Through it all, Nicole’s voice has risen above it all. Through her spoken, written and sung words, she is changing the world. Together we are showing the world in our small way what it means to love unconditionally even when, at first, we don’t understand. I’ve had to evolve because my daughter’s life depended on it and, what I didn’t know, my life depended on it too.
There are many subjects about which I’ve had to evolve my point of view ― divorce, miscarriage, dyslexia, job loss, single parenting. As I learned, I had to widen the lens through which I saw the world. I had to alter the lens through which I was raised. I had to be willing to humbly challenge what I thought I knew, and I had to be willing to admit when I was wrong.
We learn what’s in our circle and we often see only what is in our view. It’s our choice to expand that lens and see the world from a wider perspective, or not. Mario Lopez, and so many others, have the opportunity to see differently. The mistake Lopez made isn’t necessarily that he had the thoughts and opinions he did but rather that he spoke on camera from a pedestal as if he were an authority about a topic and experience he knows nothing about.
An apology isn’t enough. What is enough is a willingness to admit to being misinformed and taking active steps to learn something new. Or if he chooses not to learn and evolve, to at least not speak publicly as if he has. He’d learn a great deal if he met a few parents of transgender kids. If he did, he’d find that they aren’t so dissimilar from him ― loving parents doing their best to raise their kids, keep them safe, happy and healthy.
Yes, the repercussions of my way of parenting my transgender child have been immense and I couldn’t be prouder of the decisions I’ve made ― or prouder of the daughter I have raised.

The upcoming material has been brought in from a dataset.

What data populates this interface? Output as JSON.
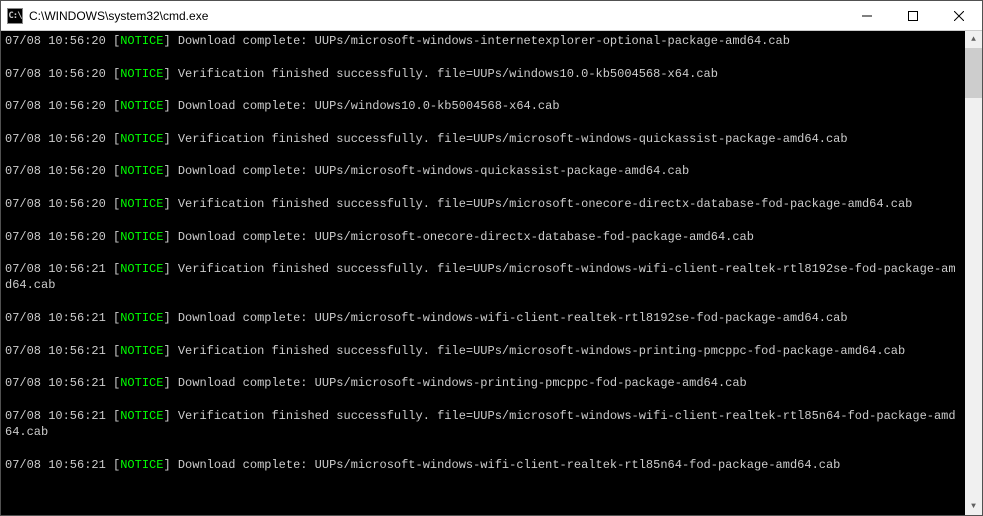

Along with being a passionate advocate for transgender people in Massachusetts and nationally, Jeanne Talbot is a marketing professional in the high-technology industry.